Austin – Six months have elapsed between the U.S. and British releases of Wanted on Voyage, George Ezra’s debut record on Columbia, so that the U.S. release could be synchronized with Ezra’s breakout radio hit, “Budapest,” and his first North American tour. (Ed., Best New Bands spoke with Ezra recently; our interview will be published shortly.)
Chances are you’ve already heard some, maybe even a lot, of the material on Wanted on Voyage. Besides the timing, one third of these songs have appeared on Ezra’s earlier releases, 2013’s Did You Hear the Rain? and last year’s Cassy O’.
As some of the best tracks on Ezra’s first two releases, you could do worse for “filler material.” Especially “Budapest”, Ezra’s song originally included on Did You Hear the Rain?, already #1 at Triple A radio and starting to conquer other formats. The plucky, melodic blues croon probably reigns as Ezra’s best song, and its inclusion here is smart from a promotional standpoint, even if it raises questions about his readiness to put out an album.
So with just eight tracks’ worth of new material, what kind of impression does Wanted on Voyage leave? A pretty good one, overall. The bluesy songwriting that won him a record deal is present in this limited sample. Besides two singles-worthy cuts, devoted listeners will find a favorite song in the rest of the album. Moreover, Ezra grows into the space provided, showing the flexibility and range necessary to put together an album’s worth of material. That he didn’t do it this time around winds up only a venial sin.

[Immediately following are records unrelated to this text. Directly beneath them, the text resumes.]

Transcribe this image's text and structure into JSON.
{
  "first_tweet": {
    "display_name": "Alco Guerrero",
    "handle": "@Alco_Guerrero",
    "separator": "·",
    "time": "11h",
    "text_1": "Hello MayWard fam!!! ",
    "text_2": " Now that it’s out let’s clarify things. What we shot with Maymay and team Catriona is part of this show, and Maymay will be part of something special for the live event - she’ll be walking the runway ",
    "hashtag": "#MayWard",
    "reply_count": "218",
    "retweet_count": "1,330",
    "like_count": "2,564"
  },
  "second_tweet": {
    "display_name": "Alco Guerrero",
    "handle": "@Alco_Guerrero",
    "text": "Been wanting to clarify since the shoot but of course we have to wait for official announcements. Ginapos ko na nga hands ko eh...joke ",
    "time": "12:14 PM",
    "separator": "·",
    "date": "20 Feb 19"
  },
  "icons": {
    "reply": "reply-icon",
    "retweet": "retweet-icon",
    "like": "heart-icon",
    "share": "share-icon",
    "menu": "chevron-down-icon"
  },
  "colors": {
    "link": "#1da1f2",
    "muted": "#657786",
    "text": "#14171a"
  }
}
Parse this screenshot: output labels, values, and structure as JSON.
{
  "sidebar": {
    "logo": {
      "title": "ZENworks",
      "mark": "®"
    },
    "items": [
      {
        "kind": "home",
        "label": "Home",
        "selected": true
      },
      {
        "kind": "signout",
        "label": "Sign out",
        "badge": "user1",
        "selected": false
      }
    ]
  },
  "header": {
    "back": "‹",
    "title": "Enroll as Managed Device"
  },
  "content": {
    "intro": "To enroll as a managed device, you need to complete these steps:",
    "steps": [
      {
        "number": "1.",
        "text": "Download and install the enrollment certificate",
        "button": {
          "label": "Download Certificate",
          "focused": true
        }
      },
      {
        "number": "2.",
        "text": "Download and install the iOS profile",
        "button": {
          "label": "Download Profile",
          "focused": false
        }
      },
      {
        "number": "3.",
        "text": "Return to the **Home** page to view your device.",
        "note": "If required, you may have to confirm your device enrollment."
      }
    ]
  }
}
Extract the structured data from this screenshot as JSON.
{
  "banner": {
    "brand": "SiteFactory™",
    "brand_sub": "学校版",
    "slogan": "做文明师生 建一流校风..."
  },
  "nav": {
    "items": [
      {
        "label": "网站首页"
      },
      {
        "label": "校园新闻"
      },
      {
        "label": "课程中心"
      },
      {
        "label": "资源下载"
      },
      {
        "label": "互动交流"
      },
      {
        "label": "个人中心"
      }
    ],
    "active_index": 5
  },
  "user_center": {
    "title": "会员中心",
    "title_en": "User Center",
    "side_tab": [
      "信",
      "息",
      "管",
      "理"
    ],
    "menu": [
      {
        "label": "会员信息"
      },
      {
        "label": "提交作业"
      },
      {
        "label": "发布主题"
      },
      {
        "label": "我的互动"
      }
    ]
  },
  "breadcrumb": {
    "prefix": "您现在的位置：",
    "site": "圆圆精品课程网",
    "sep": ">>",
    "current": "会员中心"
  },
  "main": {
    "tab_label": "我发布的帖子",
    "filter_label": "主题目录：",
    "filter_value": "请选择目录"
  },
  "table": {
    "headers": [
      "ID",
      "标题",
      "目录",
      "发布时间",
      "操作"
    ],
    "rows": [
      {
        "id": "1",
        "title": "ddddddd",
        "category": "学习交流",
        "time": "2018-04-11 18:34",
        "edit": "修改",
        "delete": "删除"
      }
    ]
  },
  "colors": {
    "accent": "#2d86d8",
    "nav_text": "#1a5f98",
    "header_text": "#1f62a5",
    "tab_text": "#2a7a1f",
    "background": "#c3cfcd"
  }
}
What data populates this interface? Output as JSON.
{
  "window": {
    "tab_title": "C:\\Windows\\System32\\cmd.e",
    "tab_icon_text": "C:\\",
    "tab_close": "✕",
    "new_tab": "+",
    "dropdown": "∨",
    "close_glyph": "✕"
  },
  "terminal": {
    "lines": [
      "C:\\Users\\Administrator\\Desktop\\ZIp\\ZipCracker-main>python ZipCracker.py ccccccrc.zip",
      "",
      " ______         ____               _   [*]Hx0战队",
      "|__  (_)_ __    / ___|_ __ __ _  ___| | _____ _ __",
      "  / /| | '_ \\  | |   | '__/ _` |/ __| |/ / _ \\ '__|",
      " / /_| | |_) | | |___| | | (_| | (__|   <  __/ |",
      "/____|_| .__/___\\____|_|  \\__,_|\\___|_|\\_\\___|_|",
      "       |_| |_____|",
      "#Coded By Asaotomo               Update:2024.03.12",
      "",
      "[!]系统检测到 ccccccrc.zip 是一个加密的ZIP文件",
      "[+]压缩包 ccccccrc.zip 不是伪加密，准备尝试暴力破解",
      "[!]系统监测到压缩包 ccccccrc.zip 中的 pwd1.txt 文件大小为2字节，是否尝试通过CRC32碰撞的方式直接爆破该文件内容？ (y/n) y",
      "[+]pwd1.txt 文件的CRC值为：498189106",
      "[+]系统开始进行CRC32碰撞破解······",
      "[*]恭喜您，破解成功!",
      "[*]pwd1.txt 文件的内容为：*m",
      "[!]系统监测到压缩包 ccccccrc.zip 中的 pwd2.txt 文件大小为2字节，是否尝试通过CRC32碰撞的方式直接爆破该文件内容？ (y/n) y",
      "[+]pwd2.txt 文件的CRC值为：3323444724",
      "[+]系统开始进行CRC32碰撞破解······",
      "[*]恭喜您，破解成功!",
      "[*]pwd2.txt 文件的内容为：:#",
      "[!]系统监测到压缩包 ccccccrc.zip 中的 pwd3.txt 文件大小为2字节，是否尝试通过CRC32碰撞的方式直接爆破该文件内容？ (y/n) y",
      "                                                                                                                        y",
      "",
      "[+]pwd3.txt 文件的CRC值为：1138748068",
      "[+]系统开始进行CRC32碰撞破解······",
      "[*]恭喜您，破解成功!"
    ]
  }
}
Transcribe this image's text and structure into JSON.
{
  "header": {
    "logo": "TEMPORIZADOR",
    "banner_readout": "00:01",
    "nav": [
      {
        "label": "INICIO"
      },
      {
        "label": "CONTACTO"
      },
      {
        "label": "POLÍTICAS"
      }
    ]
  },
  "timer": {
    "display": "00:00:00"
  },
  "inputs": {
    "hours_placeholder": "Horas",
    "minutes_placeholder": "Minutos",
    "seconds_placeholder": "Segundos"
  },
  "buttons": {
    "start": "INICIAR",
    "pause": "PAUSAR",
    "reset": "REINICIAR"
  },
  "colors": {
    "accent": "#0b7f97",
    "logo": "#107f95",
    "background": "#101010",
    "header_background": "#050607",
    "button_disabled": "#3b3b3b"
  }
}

“Listen to the Man” isn’t my favorite George Ezra song, but it is an example of Ezra’s sustained ability to do what he does best: making a blues touch at home on a song where it shouldn’t be. In this case, a quintessentially modern bedroom love song, a hybrid carried by 12-bar strum barely accompanied by what might be a toy piano way in the background, and lyrics that start with “I feel your head resting heavy on your single bed.”
If I did have to pick a favorite it would be “Stand by Your Gun.” Cribbing afro-pop secondhand from Vampire Weekend, “Stand by Your Gun” presents a surprisingly jammy minor key love song, something I think Ezra didn’t quite pull off with “Did You Hear the Rain.”
Encouraging as it is to hear Ezra continuing to make good on the promise of his earlier material, there are places where he seems to stand still—the title of “Barcelona” telegraphs an intent to repeat the success of “Budapest,” but it only half-commits to that blueprint. The key and affect diverge, but the same arrangement of melodic guitar and soft kick drum accent is telling a similarly romantic tale. To be clear, it’s hardly the same song: but it lacks the pretty ambiguity that made “Budapest” a success.
In our own interview, George Ezra has called himself relaxed, and described an approach to songwriting that doesn’t force things, that lets ideas develop at their own pace. Comfortable un-hurried doesn’t just characterize most of the songs on Wanted on Voyage, but Ezra himself. As a reviewer and a professional watcher-of-music you want to see a debut album that comes out swinging, but this feels like exactly the record Ezra wanted to make, and a record that will be loved by the people who will be drawn to his music.